### Data ###
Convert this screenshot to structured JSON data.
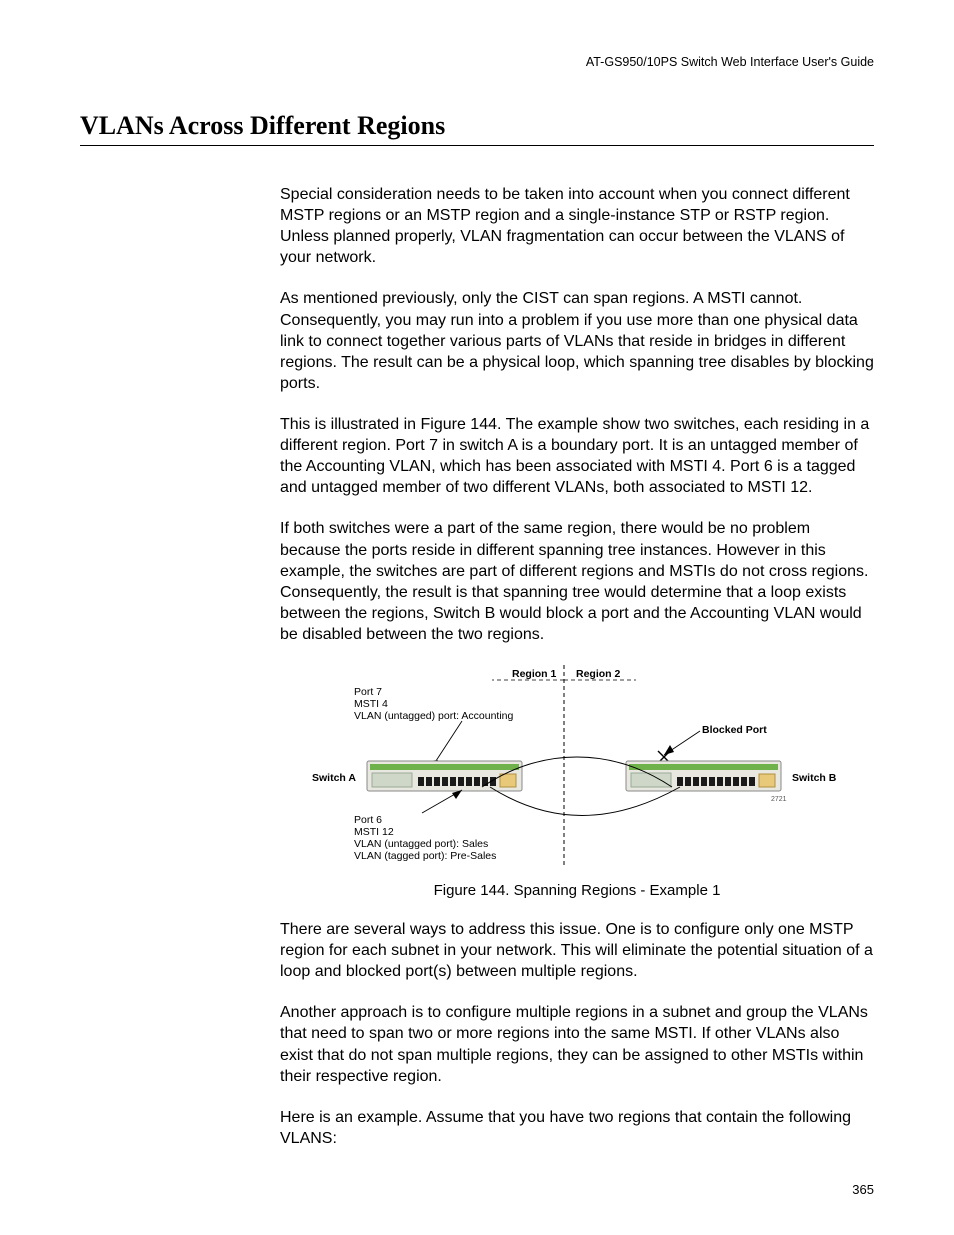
{
  "header": {
    "running": "AT-GS950/10PS Switch Web Interface User's Guide"
  },
  "section": {
    "title": "VLANs Across Different Regions"
  },
  "paragraphs": {
    "p1": "Special consideration needs to be taken into account when you connect different MSTP regions or an MSTP region and a single-instance STP or RSTP region. Unless planned properly, VLAN fragmentation can occur between the VLANS of your network.",
    "p2": "As mentioned previously, only the CIST can span regions. A MSTI cannot. Consequently, you may run into a problem if you use more than one physical data link to connect together various parts of VLANs that reside in bridges in different regions. The result can be a physical loop, which spanning tree disables by blocking ports.",
    "p3": "This is illustrated in Figure 144. The example show two switches, each residing in a different region. Port 7 in switch A is a boundary port. It is an untagged member of the Accounting VLAN, which has been associated with MSTI 4. Port 6 is a tagged and untagged member of two different VLANs, both associated to MSTI 12.",
    "p4": "If both switches were a part of the same region, there would be no problem because the ports reside in different spanning tree instances. However in this example, the switches are part of different regions and MSTIs do not cross regions. Consequently, the result is that spanning tree would determine that a loop exists between the regions, Switch B would block a port and the Accounting VLAN would be disabled between the two regions.",
    "p5": "There are several ways to address this issue. One is to configure only one MSTP region for each subnet in your network. This will eliminate the potential situation of a loop and blocked port(s) between multiple regions.",
    "p6": "Another approach is to configure multiple regions in a subnet and group the VLANs that need to span two or more regions into the same MSTI. If other VLANs also exist that do not span multiple regions, they can be assigned to other MSTIs within their respective region.",
    "p7": "Here is an example. Assume that you have two regions that contain the following VLANS:"
  },
  "figure": {
    "caption": "Figure 144. Spanning Regions - Example 1",
    "labels": {
      "region1": "Region 1",
      "region2": "Region 2",
      "switchA": "Switch A",
      "switchB": "Switch B",
      "blocked": "Blocked Port",
      "port7_l1": "Port 7",
      "port7_l2": "MSTI 4",
      "port7_l3": "VLAN (untagged) port: Accounting",
      "port6_l1": "Port 6",
      "port6_l2": "MSTI 12",
      "port6_l3": "VLAN (untagged port): Sales",
      "port6_l4": "VLAN (tagged port): Pre-Sales",
      "fineprint": "2721"
    }
  },
  "page_number": "365"
}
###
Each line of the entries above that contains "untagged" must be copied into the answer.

- Solution to the problem:
    "p3": "This is illustrated in Figure 144. The example show two switches, each residing in a different region. Port 7 in switch A is a boundary port. It is an untagged member of the Accounting VLAN, which has been associated with MSTI 4. Port 6 is a tagged and untagged member of two different VLANs, both associated to MSTI 12.",
      "port7_l3": "VLAN (untagged) port: Accounting",
      "port6_l3": "VLAN (untagged port): Sales",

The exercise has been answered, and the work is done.